• Description of the task
State, as a number alone, how many lines of the entries contain the word "ingredients".

• Dataset
◆ ◆ ◆ ◆ ◆ ◆ ◆

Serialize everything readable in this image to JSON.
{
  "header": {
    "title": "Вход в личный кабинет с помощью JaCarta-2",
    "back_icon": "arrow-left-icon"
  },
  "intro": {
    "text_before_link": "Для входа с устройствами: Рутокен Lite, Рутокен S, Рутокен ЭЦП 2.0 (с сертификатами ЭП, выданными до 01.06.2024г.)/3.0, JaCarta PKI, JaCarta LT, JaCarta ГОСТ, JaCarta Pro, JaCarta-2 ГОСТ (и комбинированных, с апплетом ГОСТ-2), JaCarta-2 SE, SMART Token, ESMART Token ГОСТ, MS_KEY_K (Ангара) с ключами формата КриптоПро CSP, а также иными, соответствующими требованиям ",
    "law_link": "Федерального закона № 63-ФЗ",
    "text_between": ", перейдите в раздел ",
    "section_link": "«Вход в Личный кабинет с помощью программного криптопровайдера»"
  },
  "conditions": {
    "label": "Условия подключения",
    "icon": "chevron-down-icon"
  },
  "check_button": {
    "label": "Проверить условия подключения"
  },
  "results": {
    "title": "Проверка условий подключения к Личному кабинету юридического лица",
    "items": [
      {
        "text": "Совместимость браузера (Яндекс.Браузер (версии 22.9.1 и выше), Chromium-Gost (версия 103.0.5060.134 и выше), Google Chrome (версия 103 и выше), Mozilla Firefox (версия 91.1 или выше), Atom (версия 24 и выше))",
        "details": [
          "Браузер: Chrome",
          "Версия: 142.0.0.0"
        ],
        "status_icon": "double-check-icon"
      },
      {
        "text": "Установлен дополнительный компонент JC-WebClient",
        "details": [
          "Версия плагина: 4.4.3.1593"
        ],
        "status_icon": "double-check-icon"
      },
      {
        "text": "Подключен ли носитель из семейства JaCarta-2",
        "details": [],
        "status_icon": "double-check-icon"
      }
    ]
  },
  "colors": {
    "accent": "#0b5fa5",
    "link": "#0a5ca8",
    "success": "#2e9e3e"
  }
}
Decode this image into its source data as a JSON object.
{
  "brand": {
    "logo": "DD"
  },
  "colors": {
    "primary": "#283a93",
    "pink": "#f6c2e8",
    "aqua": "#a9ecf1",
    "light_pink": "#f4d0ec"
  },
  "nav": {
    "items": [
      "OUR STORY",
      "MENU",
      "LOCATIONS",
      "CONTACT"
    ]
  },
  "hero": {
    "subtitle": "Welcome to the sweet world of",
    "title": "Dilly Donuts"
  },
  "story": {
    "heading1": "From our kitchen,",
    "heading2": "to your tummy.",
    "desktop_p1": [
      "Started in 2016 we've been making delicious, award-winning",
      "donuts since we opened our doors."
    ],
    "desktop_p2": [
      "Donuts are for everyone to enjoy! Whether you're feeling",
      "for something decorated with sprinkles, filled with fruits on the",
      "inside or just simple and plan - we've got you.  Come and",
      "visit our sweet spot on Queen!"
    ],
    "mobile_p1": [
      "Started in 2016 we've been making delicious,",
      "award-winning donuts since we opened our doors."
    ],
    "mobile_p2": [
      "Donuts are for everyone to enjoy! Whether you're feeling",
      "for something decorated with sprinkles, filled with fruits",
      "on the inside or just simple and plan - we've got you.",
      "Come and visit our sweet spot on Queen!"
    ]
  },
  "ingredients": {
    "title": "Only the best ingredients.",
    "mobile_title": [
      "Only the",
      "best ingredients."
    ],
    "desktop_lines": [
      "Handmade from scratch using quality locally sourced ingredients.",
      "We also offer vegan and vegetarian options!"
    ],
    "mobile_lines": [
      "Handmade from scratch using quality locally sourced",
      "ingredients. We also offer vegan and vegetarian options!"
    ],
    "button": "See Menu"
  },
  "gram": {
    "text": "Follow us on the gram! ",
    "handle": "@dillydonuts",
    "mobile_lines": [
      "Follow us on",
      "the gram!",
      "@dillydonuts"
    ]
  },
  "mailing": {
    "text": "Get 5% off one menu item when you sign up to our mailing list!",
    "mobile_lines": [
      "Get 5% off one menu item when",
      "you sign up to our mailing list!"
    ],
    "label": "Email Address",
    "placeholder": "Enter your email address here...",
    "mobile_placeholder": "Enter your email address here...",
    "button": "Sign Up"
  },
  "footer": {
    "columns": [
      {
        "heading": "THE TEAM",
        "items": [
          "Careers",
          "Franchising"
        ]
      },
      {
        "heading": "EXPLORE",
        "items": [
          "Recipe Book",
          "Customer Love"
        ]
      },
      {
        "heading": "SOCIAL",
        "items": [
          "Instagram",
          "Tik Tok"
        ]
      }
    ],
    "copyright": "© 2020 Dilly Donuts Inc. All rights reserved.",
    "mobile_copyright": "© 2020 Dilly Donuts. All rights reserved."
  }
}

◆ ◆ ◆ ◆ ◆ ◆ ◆

• Output below
5